(Karasik Aff, Ex. A, para 2)
This statement, without more does not rise to the level of demonstrating that respondent, through fraud, misrepresentation or deception, intentionally caused petitioner to refrain from commencing a timely action. ( See, East Midtown Plaza Housing Co. v. City of New York, 218 A.D.2d 628 [1st Dept. 1995]) If indeed, the unnamed person(s) in the unidentified department at DOE did tell petitioner that she had no avenue to seek legal redress, the erroneous advice does not rise to the level of an "unusual circumstance" sufficient to invoke equitable estoppel. Moreover, petitioner has not shown that the letter from DOE to her councilman misrepresented any facts. That letter was merely an accurate recitation of petitioner's circumstances. It did not mention or discuss further review of the Deputy Chancellor's decision.
The court notes that, in the petition, petitioner states that when she contacted DOE in mid-May, she was told "she had no appellate rights" (Para. 11). This statement was accurate, because, at that time, plaintiff had exhausted her administrative remedies. Petitioner's assertion that she was also told that she had no legal redress is contained in an affidavit in opposition to the motion.
Accordingly, because this Article 78 proceeding was commenced more than one year after respondent's determination became final and binding on the petitioner, the Petition is dismissed.
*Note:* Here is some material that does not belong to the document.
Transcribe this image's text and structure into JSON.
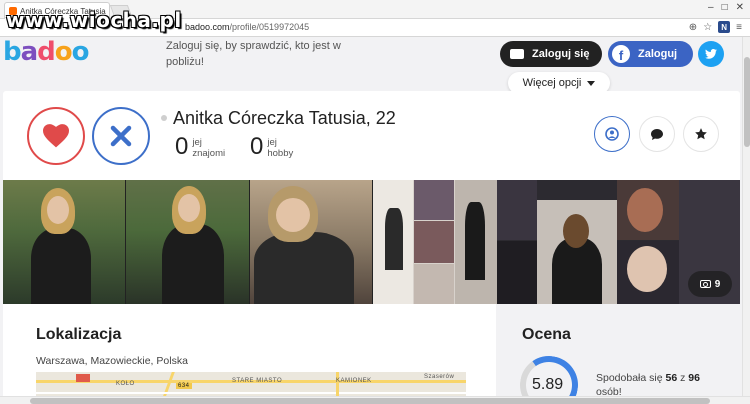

Accordingly, it is
ORDERED that respondent's cross motion is granted and the petition is dismissed as time barred.
This decision constitutes the judgment of the court.